In the real-world, there are always exceptions. There’s always this one guy who doesn’t need to be put in the role, but he needs just this one capability normally reserved for that role. So somebody makes an exception for him in an access control system some place. This is the leak in the abstraction of the role. Next thing you know, the number of these abstraction leaks dwarfs number of actual role-based access control rules.
These abstraction leak people are the ones whose machines may not be watched as carefully. These are the same people who might be using machines for both personal and business purpose or compromise their machines in other ways.
Turning the scenario around, as the data center security manager, what would be a good strategy for detecting and discovering Flame malware or some similar espionage tool? I haven’t seen any technical description of how the Flame malware sent captured data to its command and control centers. But you have to figure it’s done in such away that your average content inspection system can’t make heads or tails of it.
My gut reaction to this scenario is to compare patterns of connections against a baseline captured over time.

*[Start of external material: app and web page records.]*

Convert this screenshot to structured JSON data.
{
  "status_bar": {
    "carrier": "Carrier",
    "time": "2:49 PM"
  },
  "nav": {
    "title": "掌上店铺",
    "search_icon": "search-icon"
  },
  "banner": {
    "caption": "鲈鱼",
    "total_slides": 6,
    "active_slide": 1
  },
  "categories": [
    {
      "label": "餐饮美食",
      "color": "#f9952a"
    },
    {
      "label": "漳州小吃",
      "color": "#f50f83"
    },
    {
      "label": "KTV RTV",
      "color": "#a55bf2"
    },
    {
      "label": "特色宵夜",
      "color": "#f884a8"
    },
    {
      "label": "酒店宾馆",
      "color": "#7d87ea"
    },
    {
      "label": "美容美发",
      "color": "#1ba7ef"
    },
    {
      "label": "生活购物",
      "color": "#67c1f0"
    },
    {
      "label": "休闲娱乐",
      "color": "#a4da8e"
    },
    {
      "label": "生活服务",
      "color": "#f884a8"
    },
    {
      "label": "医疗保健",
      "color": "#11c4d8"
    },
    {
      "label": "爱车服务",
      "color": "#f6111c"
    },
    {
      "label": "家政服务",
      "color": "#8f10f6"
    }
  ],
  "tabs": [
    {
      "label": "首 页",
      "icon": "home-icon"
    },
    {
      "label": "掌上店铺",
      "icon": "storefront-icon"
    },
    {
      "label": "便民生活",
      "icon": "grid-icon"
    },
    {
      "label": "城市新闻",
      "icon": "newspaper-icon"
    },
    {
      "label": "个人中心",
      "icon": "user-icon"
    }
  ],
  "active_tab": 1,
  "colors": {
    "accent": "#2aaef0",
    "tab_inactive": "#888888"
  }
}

Why did Alice’s machine connect to a server 5 times last month to a server it had never before connected to in the past year? And why did Bob’s machine connect to it 5 times the month before that?
That’s a tough job, requires huge amounts of base line data and a fairly high tolerance for false positives because you have to assume the attacker is going to try to blend the malware’s activity pattern into the background noise. Tools like QRadar Network Activity Monitor seem to be the best way to detect and plug those leaky abstractions that seem to be so vital to getting things done in a typical IT environment.
What’s Your Strategy?
If you were running the Command and Control center for the Flame malware, what would be your strategy for deciding which machines to infect and which machines to remove the malware from? Then put on your data center security manager hat as ask yourself, how would I defend against that attack strategy? I’d like to hear your ideas in the comments.